## Task brief
Each record that follows must be given again without alteration.
┌──
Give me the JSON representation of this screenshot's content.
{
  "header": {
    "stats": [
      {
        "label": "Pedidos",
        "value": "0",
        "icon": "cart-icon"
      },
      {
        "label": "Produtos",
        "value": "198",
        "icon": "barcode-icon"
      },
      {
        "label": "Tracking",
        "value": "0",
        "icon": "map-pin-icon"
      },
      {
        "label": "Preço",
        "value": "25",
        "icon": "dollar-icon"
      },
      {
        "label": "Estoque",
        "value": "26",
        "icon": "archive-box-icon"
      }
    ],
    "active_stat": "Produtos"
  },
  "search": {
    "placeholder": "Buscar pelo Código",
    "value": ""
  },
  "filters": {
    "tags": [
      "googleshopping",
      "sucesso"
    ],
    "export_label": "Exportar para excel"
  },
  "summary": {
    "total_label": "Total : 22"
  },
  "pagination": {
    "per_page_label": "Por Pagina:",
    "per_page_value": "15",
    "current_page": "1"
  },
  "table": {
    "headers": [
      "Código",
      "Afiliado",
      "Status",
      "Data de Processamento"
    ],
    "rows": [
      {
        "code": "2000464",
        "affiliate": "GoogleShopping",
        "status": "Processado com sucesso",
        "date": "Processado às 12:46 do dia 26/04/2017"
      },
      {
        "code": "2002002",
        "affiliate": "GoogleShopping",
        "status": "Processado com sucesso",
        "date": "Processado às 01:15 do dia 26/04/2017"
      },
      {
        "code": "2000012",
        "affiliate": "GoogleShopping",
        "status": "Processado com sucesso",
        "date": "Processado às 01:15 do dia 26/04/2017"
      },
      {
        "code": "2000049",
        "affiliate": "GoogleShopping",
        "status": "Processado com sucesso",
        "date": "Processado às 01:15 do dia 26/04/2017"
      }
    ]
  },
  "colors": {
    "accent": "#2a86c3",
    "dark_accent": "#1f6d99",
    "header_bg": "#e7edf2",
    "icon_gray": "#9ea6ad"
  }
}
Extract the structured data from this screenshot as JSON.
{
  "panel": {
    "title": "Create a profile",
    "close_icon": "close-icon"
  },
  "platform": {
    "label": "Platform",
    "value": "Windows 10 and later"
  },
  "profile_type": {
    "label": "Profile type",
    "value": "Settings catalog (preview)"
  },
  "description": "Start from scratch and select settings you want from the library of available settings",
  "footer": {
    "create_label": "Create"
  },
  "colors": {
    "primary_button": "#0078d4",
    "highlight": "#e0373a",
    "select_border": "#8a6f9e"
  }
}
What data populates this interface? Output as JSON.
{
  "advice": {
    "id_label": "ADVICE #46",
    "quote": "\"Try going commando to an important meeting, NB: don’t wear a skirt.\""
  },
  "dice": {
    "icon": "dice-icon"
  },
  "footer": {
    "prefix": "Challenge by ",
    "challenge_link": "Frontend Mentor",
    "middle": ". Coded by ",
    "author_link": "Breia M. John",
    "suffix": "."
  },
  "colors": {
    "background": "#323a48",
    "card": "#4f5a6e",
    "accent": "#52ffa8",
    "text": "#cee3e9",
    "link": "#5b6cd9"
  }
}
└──
## The completed task
Give me the JSON representation of this screenshot's content.
{
  "header": {
    "stats": [
      {
        "label": "Pedidos",
        "value": "0",
        "icon": "cart-icon"
      },
      {
        "label": "Produtos",
        "value": "198",
        "icon": "barcode-icon"
      },
      {
        "label": "Tracking",
        "value": "0",
        "icon": "map-pin-icon"
      },
      {
        "label": "Preço",
        "value": "25",
        "icon": "dollar-icon"
      },
      {
        "label": "Estoque",
        "value": "26",
        "icon": "archive-box-icon"
      }
    ],
    "active_stat": "Produtos"
  },
  "search": {
    "placeholder": "Buscar pelo Código",
    "value": ""
  },
  "filters": {
    "tags": [
      "googleshopping",
      "sucesso"
    ],
    "export_label": "Exportar para excel"
  },
  "summary": {
    "total_label": "Total : 22"
  },
  "pagination": {
    "per_page_label": "Por Pagina:",
    "per_page_value": "15",
    "current_page": "1"
  },
  "table": {
    "headers": [
      "Código",
      "Afiliado",
      "Status",
      "Data de Processamento"
    ],
    "rows": [
      {
        "code": "2000464",
        "affiliate": "GoogleShopping",
        "status": "Processado com sucesso",
        "date": "Processado às 12:46 do dia 26/04/2017"
      },
      {
        "code": "2002002",
        "affiliate": "GoogleShopping",
        "status": "Processado com sucesso",
        "date": "Processado às 01:15 do dia 26/04/2017"
      },
      {
        "code": "2000012",
        "affiliate": "GoogleShopping",
        "status": "Processado com sucesso",
        "date": "Processado às 01:15 do dia 26/04/2017"
      },
      {
        "code": "2000049",
        "affiliate": "GoogleShopping",
        "status": "Processado com sucesso",
        "date": "Processado às 01:15 do dia 26/04/2017"
      }
    ]
  },
  "colors": {
    "accent": "#2a86c3",
    "dark_accent": "#1f6d99",
    "header_bg": "#e7edf2",
    "icon_gray": "#9ea6ad"
  }
}
Extract the structured data from this screenshot as JSON.
{
  "panel": {
    "title": "Create a profile",
    "close_icon": "close-icon"
  },
  "platform": {
    "label": "Platform",
    "value": "Windows 10 and later"
  },
  "profile_type": {
    "label": "Profile type",
    "value": "Settings catalog (preview)"
  },
  "description": "Start from scratch and select settings you want from the library of available settings",
  "footer": {
    "create_label": "Create"
  },
  "colors": {
    "primary_button": "#0078d4",
    "highlight": "#e0373a",
    "select_border": "#8a6f9e"
  }
}
What data populates this interface? Output as JSON.
{
  "advice": {
    "id_label": "ADVICE #46",
    "quote": "\"Try going commando to an important meeting, NB: don’t wear a skirt.\""
  },
  "dice": {
    "icon": "dice-icon"
  },
  "footer": {
    "prefix": "Challenge by ",
    "challenge_link": "Frontend Mentor",
    "middle": ". Coded by ",
    "author_link": "Breia M. John",
    "suffix": "."
  },
  "colors": {
    "background": "#323a48",
    "card": "#4f5a6e",
    "accent": "#52ffa8",
    "text": "#cee3e9",
    "link": "#5b6cd9"
  }
}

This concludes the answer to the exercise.